Task requirements » A word-for-word copy of the whole listing is the required answer.

Exercise material »
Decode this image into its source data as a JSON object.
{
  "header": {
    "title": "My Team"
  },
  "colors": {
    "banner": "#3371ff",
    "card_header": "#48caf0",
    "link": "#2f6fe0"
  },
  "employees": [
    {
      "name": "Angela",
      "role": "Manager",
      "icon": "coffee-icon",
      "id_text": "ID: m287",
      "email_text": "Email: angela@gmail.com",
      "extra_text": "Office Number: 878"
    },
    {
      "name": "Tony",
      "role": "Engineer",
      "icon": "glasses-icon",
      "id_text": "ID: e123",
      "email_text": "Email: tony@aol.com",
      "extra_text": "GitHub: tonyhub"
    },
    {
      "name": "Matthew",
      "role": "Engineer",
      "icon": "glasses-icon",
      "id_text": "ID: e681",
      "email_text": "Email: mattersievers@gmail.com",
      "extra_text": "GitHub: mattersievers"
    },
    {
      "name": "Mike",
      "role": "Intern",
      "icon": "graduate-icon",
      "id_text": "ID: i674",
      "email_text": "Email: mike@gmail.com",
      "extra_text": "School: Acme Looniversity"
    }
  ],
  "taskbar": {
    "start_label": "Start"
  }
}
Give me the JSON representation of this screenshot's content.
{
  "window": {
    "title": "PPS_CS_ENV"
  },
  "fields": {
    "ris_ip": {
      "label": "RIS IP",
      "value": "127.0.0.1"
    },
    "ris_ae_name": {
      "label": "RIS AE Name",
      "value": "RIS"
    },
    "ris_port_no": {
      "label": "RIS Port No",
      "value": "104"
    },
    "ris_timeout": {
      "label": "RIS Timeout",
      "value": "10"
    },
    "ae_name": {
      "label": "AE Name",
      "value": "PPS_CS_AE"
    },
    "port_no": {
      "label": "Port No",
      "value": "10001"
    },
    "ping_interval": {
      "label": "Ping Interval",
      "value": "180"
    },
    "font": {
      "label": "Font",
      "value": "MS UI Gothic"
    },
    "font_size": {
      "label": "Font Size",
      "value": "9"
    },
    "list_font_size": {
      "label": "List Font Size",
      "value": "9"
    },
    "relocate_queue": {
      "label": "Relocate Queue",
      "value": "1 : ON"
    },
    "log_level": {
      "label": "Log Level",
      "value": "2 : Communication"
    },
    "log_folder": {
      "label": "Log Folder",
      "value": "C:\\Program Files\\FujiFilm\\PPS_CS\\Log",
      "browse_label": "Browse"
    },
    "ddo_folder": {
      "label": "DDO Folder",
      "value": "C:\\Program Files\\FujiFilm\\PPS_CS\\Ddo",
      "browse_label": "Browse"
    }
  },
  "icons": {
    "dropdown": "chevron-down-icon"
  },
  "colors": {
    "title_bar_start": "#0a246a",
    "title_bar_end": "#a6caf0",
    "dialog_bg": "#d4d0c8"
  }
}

Response area »
Decode this image into its source data as a JSON object.
{
  "header": {
    "title": "My Team"
  },
  "colors": {
    "banner": "#3371ff",
    "card_header": "#48caf0",
    "link": "#2f6fe0"
  },
  "employees": [
    {
      "name": "Angela",
      "role": "Manager",
      "icon": "coffee-icon",
      "id_text": "ID: m287",
      "email_text": "Email: angela@gmail.com",
      "extra_text": "Office Number: 878"
    },
    {
      "name": "Tony",
      "role": "Engineer",
      "icon": "glasses-icon",
      "id_text": "ID: e123",
      "email_text": "Email: tony@aol.com",
      "extra_text": "GitHub: tonyhub"
    },
    {
      "name": "Matthew",
      "role": "Engineer",
      "icon": "glasses-icon",
      "id_text": "ID: e681",
      "email_text": "Email: mattersievers@gmail.com",
      "extra_text": "GitHub: mattersievers"
    },
    {
      "name": "Mike",
      "role": "Intern",
      "icon": "graduate-icon",
      "id_text": "ID: i674",
      "email_text": "Email: mike@gmail.com",
      "extra_text": "School: Acme Looniversity"
    }
  ],
  "taskbar": {
    "start_label": "Start"
  }
}
Give me the JSON representation of this screenshot's content.
{
  "window": {
    "title": "PPS_CS_ENV"
  },
  "fields": {
    "ris_ip": {
      "label": "RIS IP",
      "value": "127.0.0.1"
    },
    "ris_ae_name": {
      "label": "RIS AE Name",
      "value": "RIS"
    },
    "ris_port_no": {
      "label": "RIS Port No",
      "value": "104"
    },
    "ris_timeout": {
      "label": "RIS Timeout",
      "value": "10"
    },
    "ae_name": {
      "label": "AE Name",
      "value": "PPS_CS_AE"
    },
    "port_no": {
      "label": "Port No",
      "value": "10001"
    },
    "ping_interval": {
      "label": "Ping Interval",
      "value": "180"
    },
    "font": {
      "label": "Font",
      "value": "MS UI Gothic"
    },
    "font_size": {
      "label": "Font Size",
      "value": "9"
    },
    "list_font_size": {
      "label": "List Font Size",
      "value": "9"
    },
    "relocate_queue": {
      "label": "Relocate Queue",
      "value": "1 : ON"
    },
    "log_level": {
      "label": "Log Level",
      "value": "2 : Communication"
    },
    "log_folder": {
      "label": "Log Folder",
      "value": "C:\\Program Files\\FujiFilm\\PPS_CS\\Log",
      "browse_label": "Browse"
    },
    "ddo_folder": {
      "label": "DDO Folder",
      "value": "C:\\Program Files\\FujiFilm\\PPS_CS\\Ddo",
      "browse_label": "Browse"
    }
  },
  "icons": {
    "dropdown": "chevron-down-icon"
  },
  "colors": {
    "title_bar_start": "#0a246a",
    "title_bar_end": "#a6caf0",
    "dialog_bg": "#d4d0c8"
  }
}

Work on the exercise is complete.